Having sleep trouble? poor sleep may be making you negative too

188

Poor sleep can trigger negative emotional responses it affects a specific region of the brain making it work harder it’s worse for people already suffering from depression and anxiety
Sleep is vital for one’s well-being. The hectic lives we lead, constantly on the move and chasing deadlines, our body takes a toll after a while. As such you make yourself more vulnerable to all kinds of diseases because you are stressed and have been neglecting your health. A good night’s sleep is what can turn things around by giving your body enough time to recuperate and recharge itself so that it can perform better the next day. It is not without reason that health experts highlight the importance of getting at least six to eight hours of sleep daily. So have you been following this rule?
According to researchers from University of Illinois at Chicago College of Medicine in the US, poor sleep can trigger negative emotional responses by affecting a specific region of the brain – dorsal anterior cingulate cortex – which then has to work harder to modify negative emotional responses. When you don’t get good sleep, the morning after you are lethargic, cranky, unable to focus or concentrate, and it also affects your mood. The study states that poor sleep can be twice as more worse for people already suffering from depression and anxiety, thereby further restricting their ability to see things in a positive light.
“Our research indicates sleep might play an important role in the ability to regulate negative emotions in people who suffer from anxiety or depression,” said lead researcher Heide Klumpp. The research team used functional MRI to measure the activity in different regions of the brain as participants were challenged with an emotion-regulation task.
The 78 participants in the study were between ages 18 and 65 and had been diagnosed with an anxiety disorder, a major depressive disorder, or both. Participants were shown disturbing images of violence – from war or accidents – and were asked to simply look at the images and not to try to control their reaction or to “reappraise” what they saw in a more positive light.

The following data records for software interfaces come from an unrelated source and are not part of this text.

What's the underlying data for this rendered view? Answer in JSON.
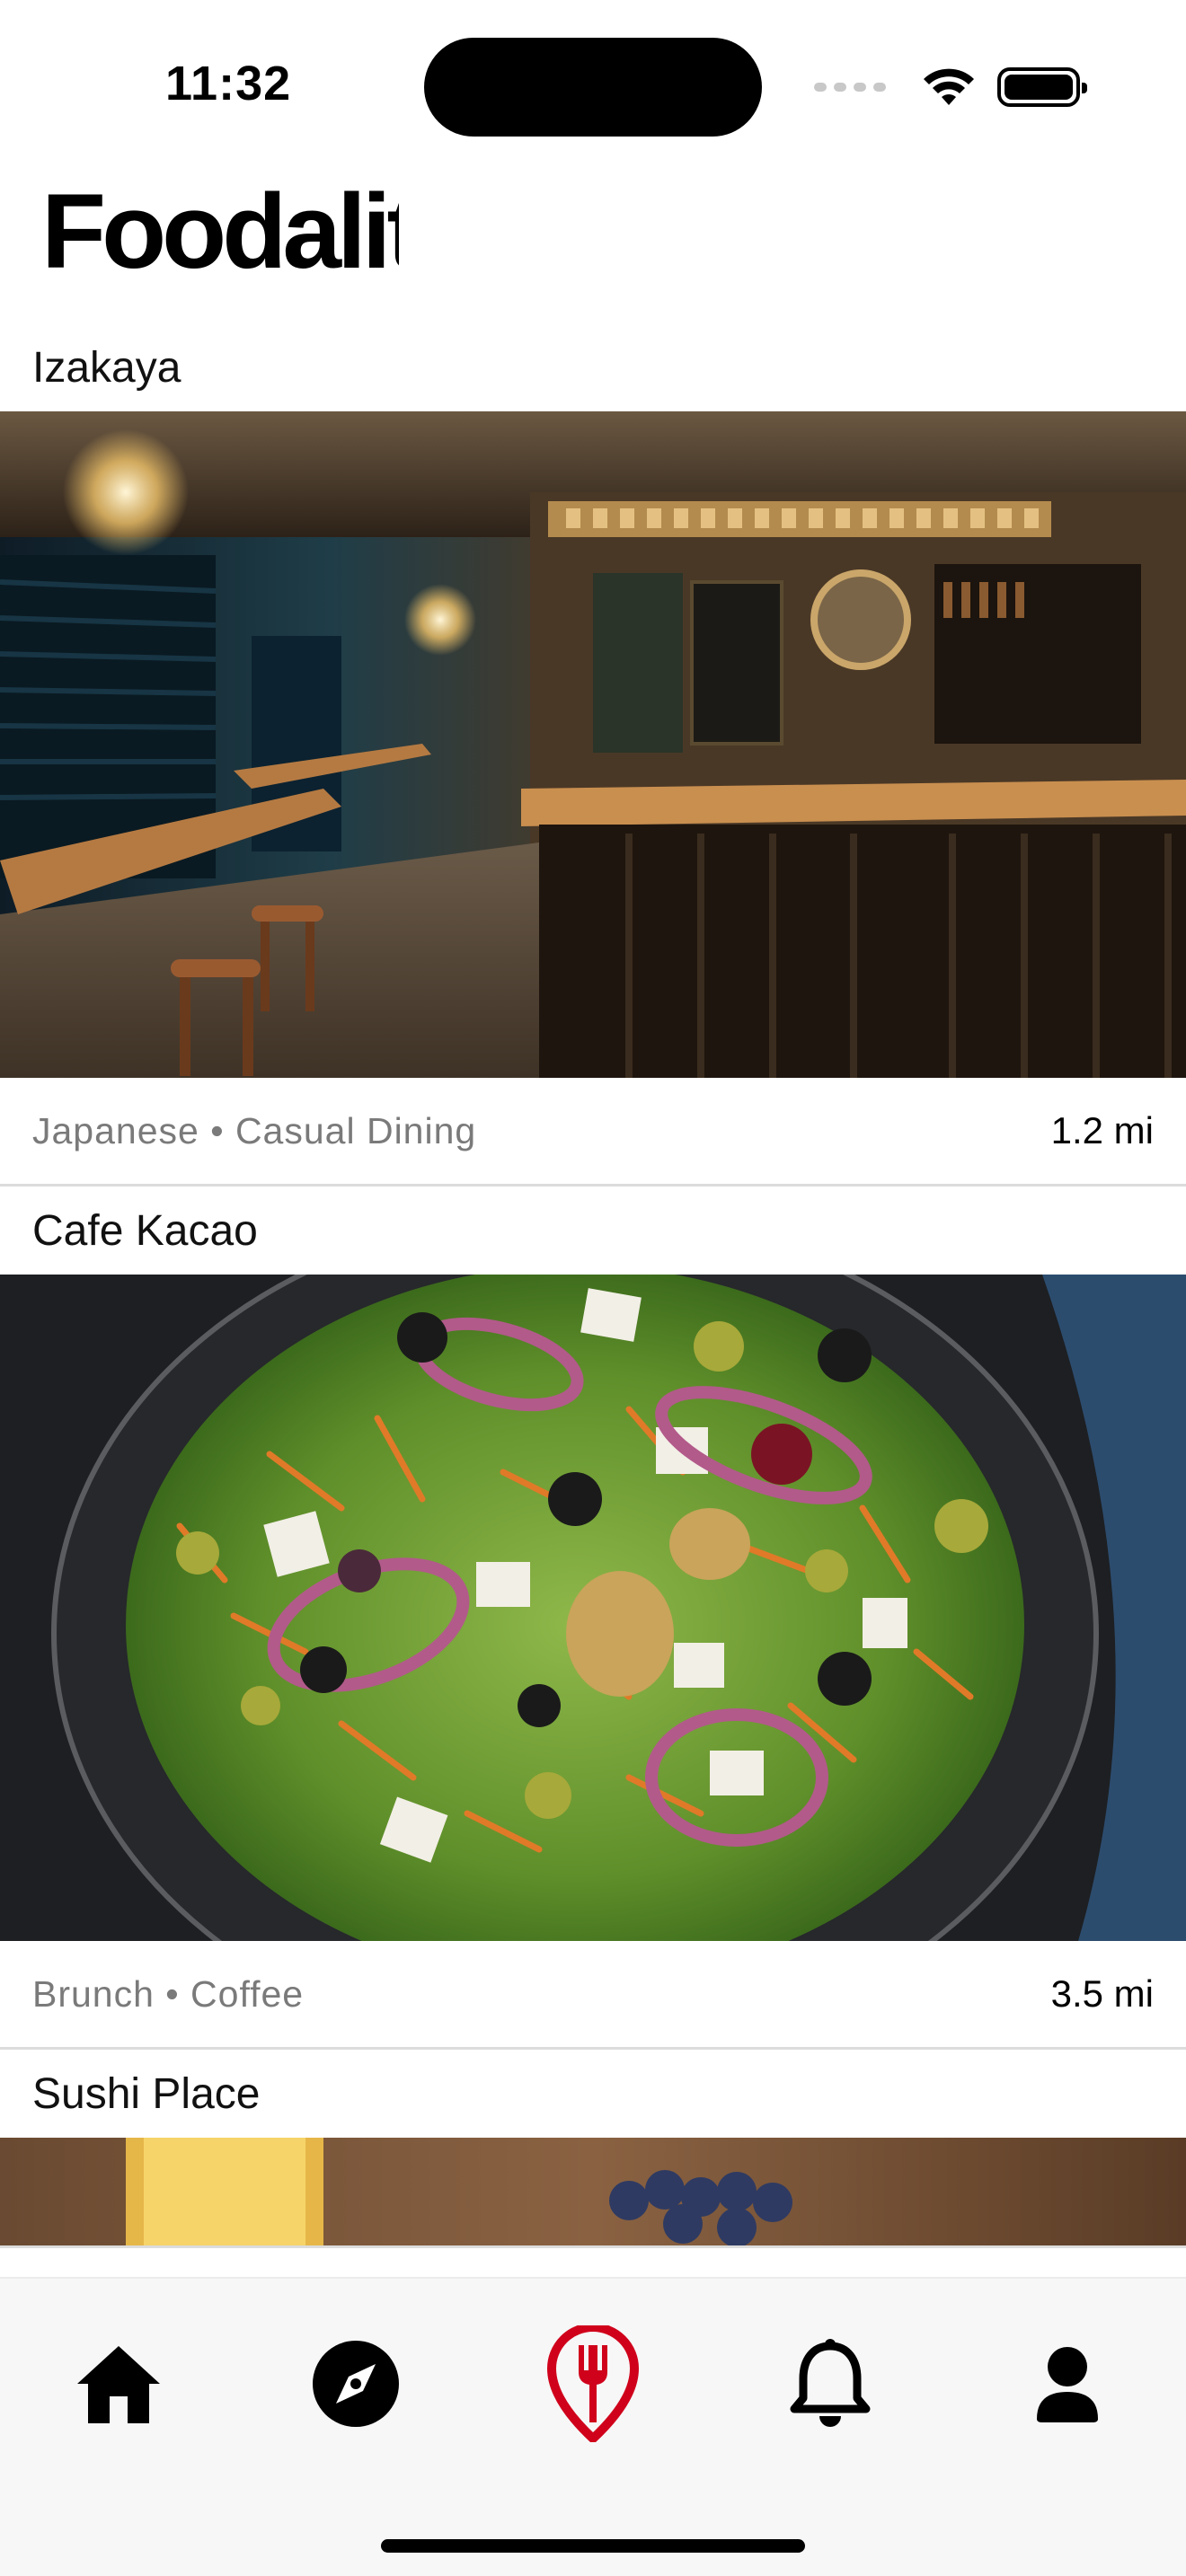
{
  "status_bar": {
    "time": "11:32",
    "icons": [
      "cellular-icon",
      "wifi-icon",
      "battery-icon"
    ]
  },
  "header": {
    "app_name": "Foodality"
  },
  "restaurants": [
    {
      "name": "Izakaya",
      "tags": "Japanese • Casual Dining",
      "distance": "1.2 mi",
      "image": "izakaya-interior-photo"
    },
    {
      "name": "Cafe Kacao",
      "tags": "Brunch • Coffee",
      "distance": "3.5 mi",
      "image": "salad-bowl-photo"
    },
    {
      "name": "Sushi Place",
      "image": "sushi-place-photo"
    }
  ],
  "tab_bar": {
    "items": [
      {
        "icon": "home-icon",
        "active": false
      },
      {
        "icon": "compass-icon",
        "active": false
      },
      {
        "icon": "fork-icon",
        "active": true
      },
      {
        "icon": "bell-icon",
        "active": false
      },
      {
        "icon": "profile-icon",
        "active": false
      }
    ],
    "colors": {
      "active": "#d0021b",
      "inactive": "#000000"
    }
  }
}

“An example of reappraisal would be to see an image of a woman with a badly bruised face and imagine her as an actress in makeup for a role, rather than as a survivor of violence. Reappraisal is something that requires significant mental energy. In people with depression or anxiety, reappraisal can be even more difficult, because these disorders are characterised by chronic negativity or negative rumination, which makes seeing the good in things difficult,” said Klumpp.